Lori Ajax, head of the California Bureau of Cannabis Control – also known as “The Marijuana Czar” of California – spoke about expectations to new licensing rules for the Golden State to a group of industry professionals at the California Cannabis Business Summit hosted by the National Cannabis Industry Association (NCIA) and the California Cannabis Industry Association (CCIA) in Anaheim last week.
Ajax outlined a pragmatic approach the Bureau is taking over the course of the next few months to roll-out applications, stating the Bureau, along with the Department of Food and Agriculture and the Department of Public Health, will open applications for temporary licenses beginning toward the end of November. However, no licenses will actually be issued before the set date of January 1st, 2018.
In her presentation, Ajax emphasized the importance of stakeholder engagement in creation of the process. Ajax repeated how significantly public input had influenced writing and re-writing of procedures thus far, and encouraged continued public dialogue. The “Czar” indicated the Bureau, along with the corresponding Departments just mentioned, will be holding licensing workshops beginning in October arounds the state to prep interested entrepreneurs on the process. Reflexively, Ajax points out the key to the evolving permitting process will rest on community involvement.
From our friends at Leafly:
“With nearly 500 cities in California, Ajax explained, her office isn’t adopting a one-size-fits-all definition. ‘We’re really relying on the locals to specify what that local authorization is,’ she said, adding that the ultimate goal is simply to ‘confirm with the locals that that applicant is authorized by the locals to conduct commercial cannabis activity for that specified jurisdiction.'”
As for the issuance of licenses, Ajax acknowledges the need for flexibility and assured the crowd the agencies will work with businesses to prevent disruption of those operating in good faith:
“While no licenses, temporary or otherwise, will be granted before Jan. 1, Ajax pledged that the office will work to issue the licenses as quickly as possible.
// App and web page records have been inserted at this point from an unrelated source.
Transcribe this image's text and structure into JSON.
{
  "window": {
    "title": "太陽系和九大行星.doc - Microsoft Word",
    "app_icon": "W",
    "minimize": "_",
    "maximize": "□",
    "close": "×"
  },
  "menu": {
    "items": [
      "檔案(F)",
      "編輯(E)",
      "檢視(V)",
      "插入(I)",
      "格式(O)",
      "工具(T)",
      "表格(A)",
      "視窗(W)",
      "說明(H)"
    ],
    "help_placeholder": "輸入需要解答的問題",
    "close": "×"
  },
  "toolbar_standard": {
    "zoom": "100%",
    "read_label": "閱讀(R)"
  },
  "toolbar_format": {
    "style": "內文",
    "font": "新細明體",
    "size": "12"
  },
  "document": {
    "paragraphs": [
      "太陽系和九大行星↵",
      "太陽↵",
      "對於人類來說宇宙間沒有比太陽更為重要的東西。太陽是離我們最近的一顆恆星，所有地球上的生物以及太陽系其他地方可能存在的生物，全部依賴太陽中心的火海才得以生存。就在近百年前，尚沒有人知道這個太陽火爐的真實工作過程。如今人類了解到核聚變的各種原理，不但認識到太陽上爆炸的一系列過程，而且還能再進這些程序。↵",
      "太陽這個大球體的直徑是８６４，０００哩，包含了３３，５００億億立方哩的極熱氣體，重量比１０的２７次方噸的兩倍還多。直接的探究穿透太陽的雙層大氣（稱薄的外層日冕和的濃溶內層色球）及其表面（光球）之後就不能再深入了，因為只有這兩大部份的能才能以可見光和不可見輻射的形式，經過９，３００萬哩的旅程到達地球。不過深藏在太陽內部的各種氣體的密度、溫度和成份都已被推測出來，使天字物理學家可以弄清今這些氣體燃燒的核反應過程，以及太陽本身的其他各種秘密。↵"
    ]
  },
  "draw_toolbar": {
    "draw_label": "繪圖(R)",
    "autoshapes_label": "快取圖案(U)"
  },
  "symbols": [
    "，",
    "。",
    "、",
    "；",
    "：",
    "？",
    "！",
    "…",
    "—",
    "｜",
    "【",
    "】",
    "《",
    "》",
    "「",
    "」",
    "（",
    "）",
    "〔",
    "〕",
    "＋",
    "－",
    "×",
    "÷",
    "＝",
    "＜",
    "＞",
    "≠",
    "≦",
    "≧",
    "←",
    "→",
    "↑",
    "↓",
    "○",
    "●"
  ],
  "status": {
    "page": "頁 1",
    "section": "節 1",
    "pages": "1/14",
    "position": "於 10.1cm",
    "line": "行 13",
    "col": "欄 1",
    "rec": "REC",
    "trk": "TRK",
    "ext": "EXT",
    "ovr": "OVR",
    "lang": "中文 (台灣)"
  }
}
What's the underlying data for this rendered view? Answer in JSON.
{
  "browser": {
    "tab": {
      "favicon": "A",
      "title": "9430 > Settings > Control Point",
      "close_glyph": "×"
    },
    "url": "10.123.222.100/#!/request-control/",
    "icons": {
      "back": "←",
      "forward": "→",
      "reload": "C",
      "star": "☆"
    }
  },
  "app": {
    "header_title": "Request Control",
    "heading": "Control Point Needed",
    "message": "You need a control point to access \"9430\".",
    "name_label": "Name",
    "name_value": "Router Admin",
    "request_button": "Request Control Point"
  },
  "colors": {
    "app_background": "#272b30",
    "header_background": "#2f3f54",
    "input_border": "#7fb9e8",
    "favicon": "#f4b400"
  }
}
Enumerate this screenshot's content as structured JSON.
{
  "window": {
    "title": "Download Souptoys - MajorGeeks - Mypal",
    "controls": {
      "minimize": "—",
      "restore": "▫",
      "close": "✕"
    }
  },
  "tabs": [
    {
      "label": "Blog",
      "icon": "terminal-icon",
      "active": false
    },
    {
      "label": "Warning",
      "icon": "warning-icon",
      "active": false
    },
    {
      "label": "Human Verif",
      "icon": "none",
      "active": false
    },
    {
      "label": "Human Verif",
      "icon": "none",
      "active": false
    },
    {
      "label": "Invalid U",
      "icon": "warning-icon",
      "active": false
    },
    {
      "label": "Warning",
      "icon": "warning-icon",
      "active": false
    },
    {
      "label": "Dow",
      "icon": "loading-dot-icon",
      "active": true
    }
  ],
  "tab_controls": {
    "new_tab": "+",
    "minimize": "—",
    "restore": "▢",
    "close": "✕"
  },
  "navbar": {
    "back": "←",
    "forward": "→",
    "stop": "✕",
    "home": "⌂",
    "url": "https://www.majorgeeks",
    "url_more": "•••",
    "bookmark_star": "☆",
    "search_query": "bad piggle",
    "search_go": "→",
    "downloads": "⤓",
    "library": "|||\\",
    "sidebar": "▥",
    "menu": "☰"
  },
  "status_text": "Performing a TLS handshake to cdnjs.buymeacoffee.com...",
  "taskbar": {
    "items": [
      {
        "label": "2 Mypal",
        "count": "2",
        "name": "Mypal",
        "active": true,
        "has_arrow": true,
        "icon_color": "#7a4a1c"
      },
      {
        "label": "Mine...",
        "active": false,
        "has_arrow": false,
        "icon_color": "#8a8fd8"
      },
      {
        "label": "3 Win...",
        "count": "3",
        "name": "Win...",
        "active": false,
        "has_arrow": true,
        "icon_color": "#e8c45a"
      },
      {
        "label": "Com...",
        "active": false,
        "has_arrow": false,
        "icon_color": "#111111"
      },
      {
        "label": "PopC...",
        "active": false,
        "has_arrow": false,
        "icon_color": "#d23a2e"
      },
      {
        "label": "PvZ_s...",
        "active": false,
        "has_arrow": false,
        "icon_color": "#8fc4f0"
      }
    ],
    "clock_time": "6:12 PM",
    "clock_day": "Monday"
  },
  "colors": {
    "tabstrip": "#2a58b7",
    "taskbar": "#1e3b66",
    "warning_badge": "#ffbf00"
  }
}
Approvals will be sent via email, with the appropriate documentation attached, she said. ‘You’re just going to print out your license.’
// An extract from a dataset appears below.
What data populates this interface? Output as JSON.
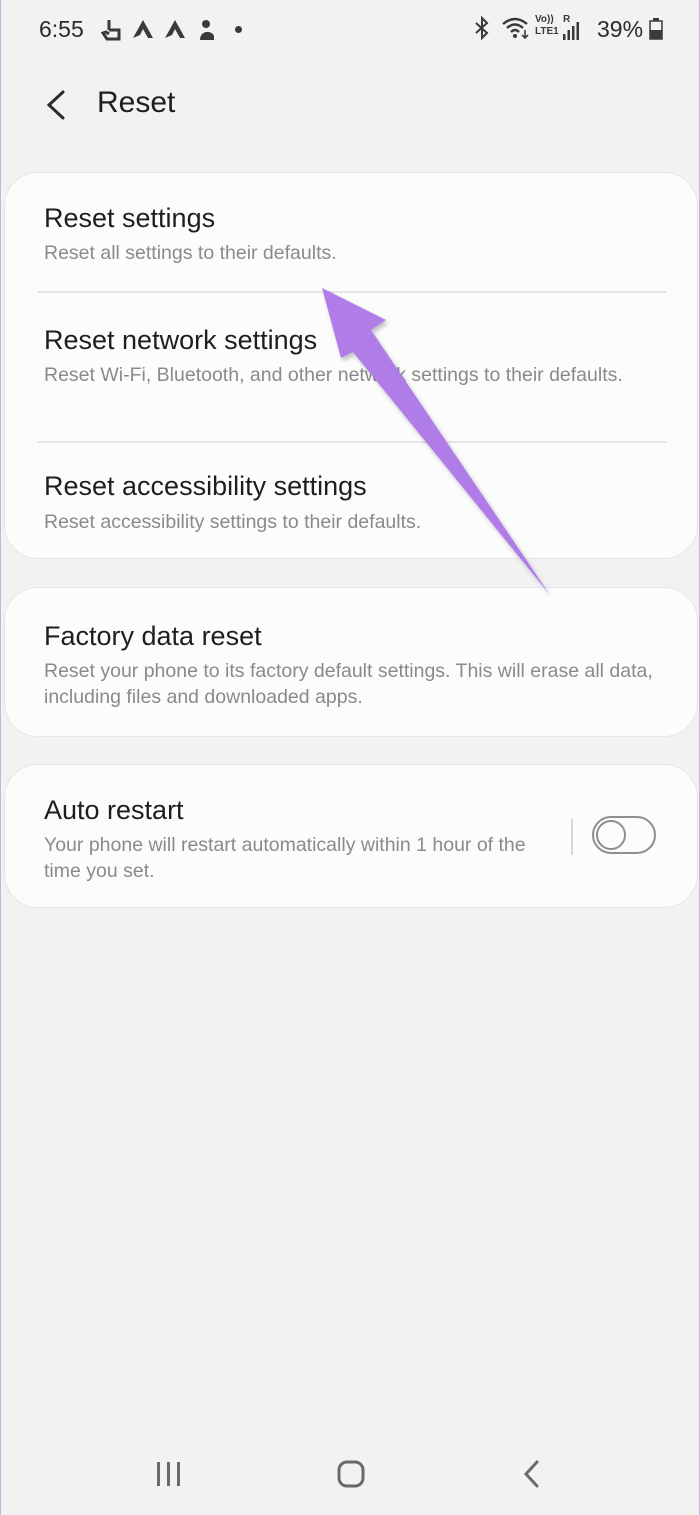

“Temporary licenses will be valid for four months from the issue date, Ajax said, although they can be extended for 90 days. And if the Bureau of Cannabis Control somehow lags on issuing permanent licenses, the temporary ones can be extended further. ‘If it’s on us,’ Ajax pledged, ‘we will continue to give extensions so you can keep operating.'”
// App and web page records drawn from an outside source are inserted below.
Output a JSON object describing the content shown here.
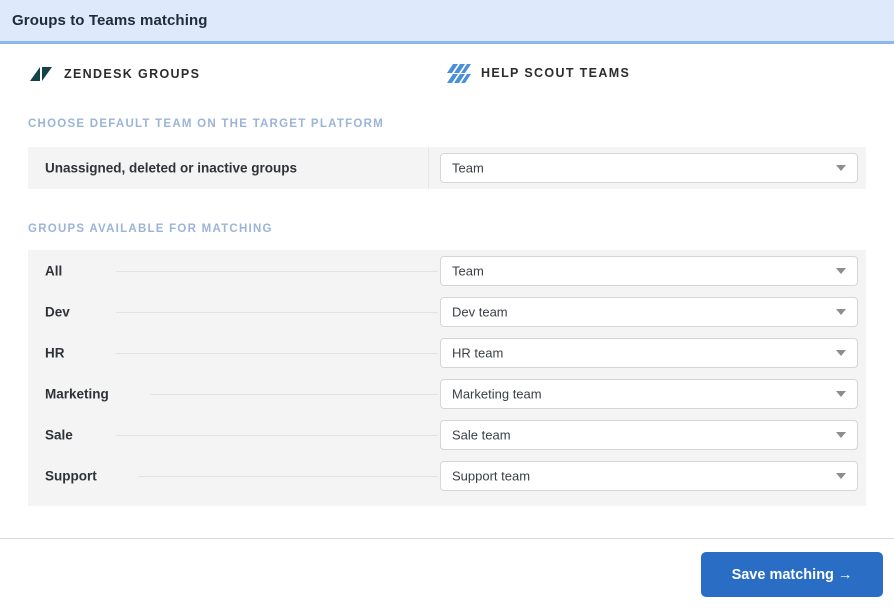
{
  "header": {
    "title": "Groups to Teams matching"
  },
  "brands": {
    "source": {
      "label": "ZENDESK GROUPS",
      "icon": "zendesk-logo-icon",
      "color": "#12444a"
    },
    "target": {
      "label": "HELP SCOUT TEAMS",
      "icon": "helpscout-logo-icon",
      "color": "#4a90d9"
    }
  },
  "sections": {
    "default_caption": "CHOOSE DEFAULT TEAM ON THE TARGET PLATFORM",
    "matching_caption": "GROUPS AVAILABLE FOR MATCHING"
  },
  "default_row": {
    "label": "Unassigned, deleted or inactive groups",
    "select_value": "Team"
  },
  "matching_rows": [
    {
      "group": "All",
      "team": "Team"
    },
    {
      "group": "Dev",
      "team": "Dev team"
    },
    {
      "group": "HR",
      "team": "HR team"
    },
    {
      "group": "Marketing",
      "team": "Marketing team"
    },
    {
      "group": "Sale",
      "team": "Sale team"
    },
    {
      "group": "Support",
      "team": "Support team"
    }
  ],
  "footer": {
    "save_label": "Save matching →"
  },
  "colors": {
    "header_bg": "#deeafc",
    "header_rule": "#8cb6f0",
    "panel_bg": "#f4f4f5",
    "caption": "#9bb4d8",
    "primary_button": "#2a6dc4"
  }
}
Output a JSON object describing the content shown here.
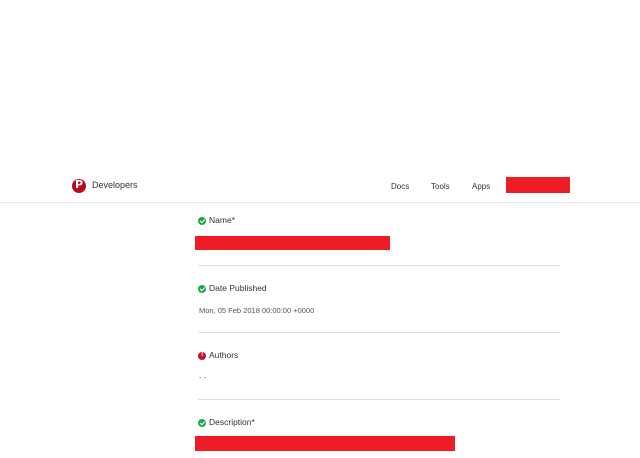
{
  "header": {
    "brand": "Developers",
    "nav": [
      "Docs",
      "Tools",
      "Apps"
    ]
  },
  "fields": {
    "name": {
      "label": "Name*",
      "status": "valid"
    },
    "date_published": {
      "label": "Date Published",
      "value": "Mon, 05 Feb 2018 00:00:00 +0000",
      "status": "valid"
    },
    "authors": {
      "label": "Authors",
      "value": "- -",
      "status": "error"
    },
    "description": {
      "label": "Description*",
      "status": "valid"
    }
  },
  "colors": {
    "brand_red": "#bd081c",
    "redaction": "#ee1c25",
    "valid_green": "#19a84a",
    "error_red": "#c8102e"
  }
}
When California does roll out full legalization at the beginning of the year, we know that the market will be massive and the potential astronomical. It is also apparent that staying engaged politically at both the local and state level will be of extreme importance. There will be a lot of paperwork, rules, regulations and laws to deal with, but due diligence could be a small price to pay to flourish in the sixth largest economy in the world.
Stay on top of the latest in California cannabis in 2018 and join the International Cannabis Business Conference in San Francisco on February 1 & 2, 2018! You also may be interested in networking with entrepreneurs, investors and advocates from around the globe at the ICBC in beautiful Kauai, Hawaii, December 1st thru the 3rd.